Just over three months after Typhoon Ruby struck the municipality of Dolores in Eastern Samar, many of the region’s farmers are now on the road to recovery and harvesting new crops following a farmer-to-farmer organic seed transfer.
After Typhoon Ruby made landfall, a group of farmers from Cebu, Bohol and Negros collected ecologically farmed rice seeds, root crops, vegetable seeds and organic fertilizers . Together with Greenpeace, they delivered seeds to 125 of the most affected farmers in Dolores, making it the first seeds distribution in Dolores post Ruby.
Dolores Mayor Emiliana Villacarillo said that while the municipality of Dolores is considered “the Rice Granary of Eastern Samar”, local farmers also plant coconut and abaca. “The first thing affected by Ruby was our coconut trees, primarily because of its height. Next were the rice fields, because it was flooded and the rice plants were submerged into the water for a few days. The water-resistant rice varieties were only the ones that survived,” said Mayor Villacarillo.

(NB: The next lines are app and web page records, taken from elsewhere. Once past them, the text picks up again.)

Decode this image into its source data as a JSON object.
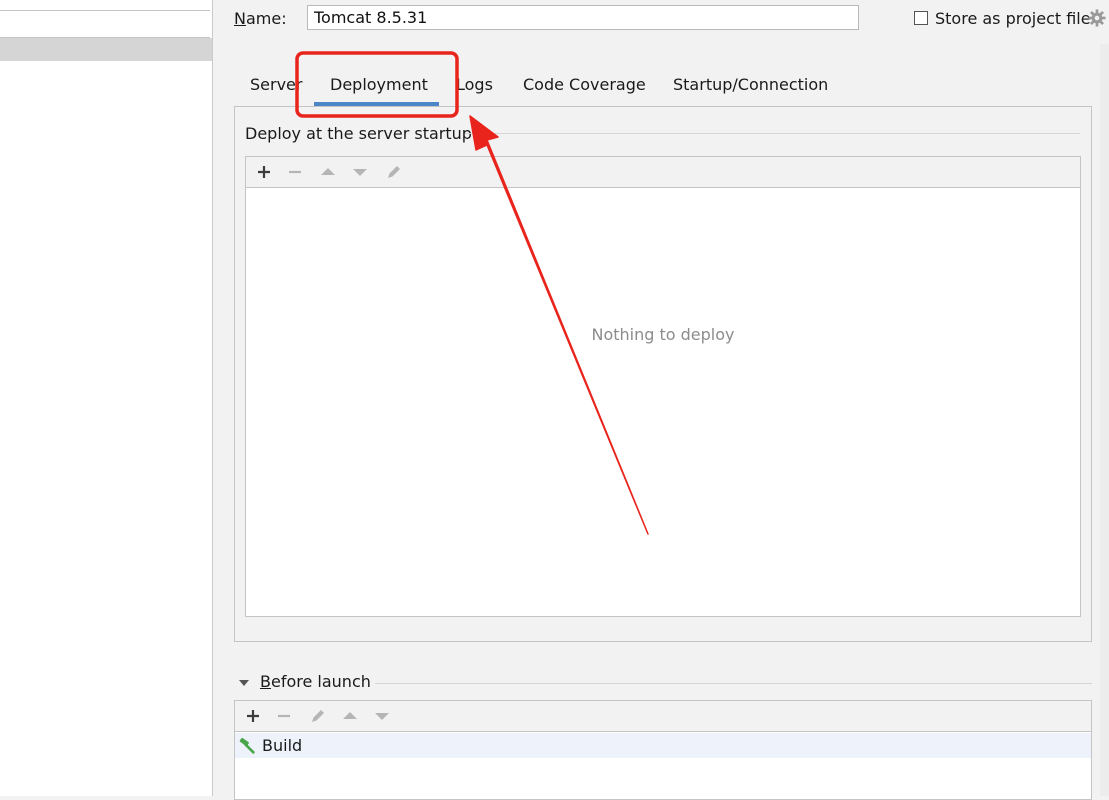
{
  "config": {
    "name_label": "Name:",
    "name_value": "Tomcat 8.5.31",
    "store_label": "Store as project file",
    "store_checked": false
  },
  "tabs": [
    {
      "label": "Server",
      "active": false
    },
    {
      "label": "Deployment",
      "active": true
    },
    {
      "label": "Logs",
      "active": false
    },
    {
      "label": "Code Coverage",
      "active": false
    },
    {
      "label": "Startup/Connection",
      "active": false
    }
  ],
  "deployment": {
    "title": "Deploy at the server startup",
    "empty_text": "Nothing to deploy",
    "toolbar": [
      "add-icon",
      "remove-icon",
      "move-up-icon",
      "move-down-icon",
      "edit-icon"
    ]
  },
  "before_launch": {
    "title": "Before launch",
    "toolbar": [
      "add-icon",
      "remove-icon",
      "edit-icon",
      "move-up-icon",
      "move-down-icon"
    ],
    "items": [
      {
        "label": "Build",
        "icon": "build-hammer-icon"
      }
    ]
  },
  "colors": {
    "tab_underline": "#4a86c8",
    "annotation_red": "#e8241c",
    "build_icon": "#4aa64a",
    "placeholder_text": "#8c8c8c"
  }
}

Adriano Aclan, a local farmer from Barangay Jicontol recounted that when Typhoon Ruby hit, his fields were washed out. “It’s a good thing there were relief operations, where I got one sack of seeds. That is what I planted,” said Aclan.
Another farmer and seed recipient, Elena Badidoy from Barangay Del Pilar said, “you wouldn’t know what to do right after the typhoon … but we’ve recovered a bit now because we were able to plant rice. We’re harvesting now.”
Now back on their feet, the farming community of Dolores is thankful for the support extended to them by their fellow farmers from the Visayas region who donated not only the much-needed seeds, but also their valuable expertise. Farmers in Dolores have also learned a very valuable lesson of not just planting one type of crop, but to diversify their agricultural lands to be more resilient to extreme weather events.
“The intention is to build biodiversity which will actually enable the farming system of Dolores to be much more resilient to typhoons or droughts,” said Wilhemina Pelegrina, Greenpeace Regional Coordinator for Ecological Food and Agriculture Campaign. “We also looked for a long-term solution in addressing impacts of climate change. It is not only a one-time seed distribution activity,” Pelegrina added.
The urgency of crop diversification has been highlighted by a warning from the Philippines’ meteorological service PAGASA earlier this month that a weak El Niño is likely to affect the rainfall patterns across the country in coming months.
“Diversified farming is one of the practices of ecological agriculture which Greenpeace is advocating for and calling on the government to support. Ecological farming will help protect farmer’s livelihoods, by providing them with other products to harvest, in times of typhoons and El Niño,” Pelegrina said.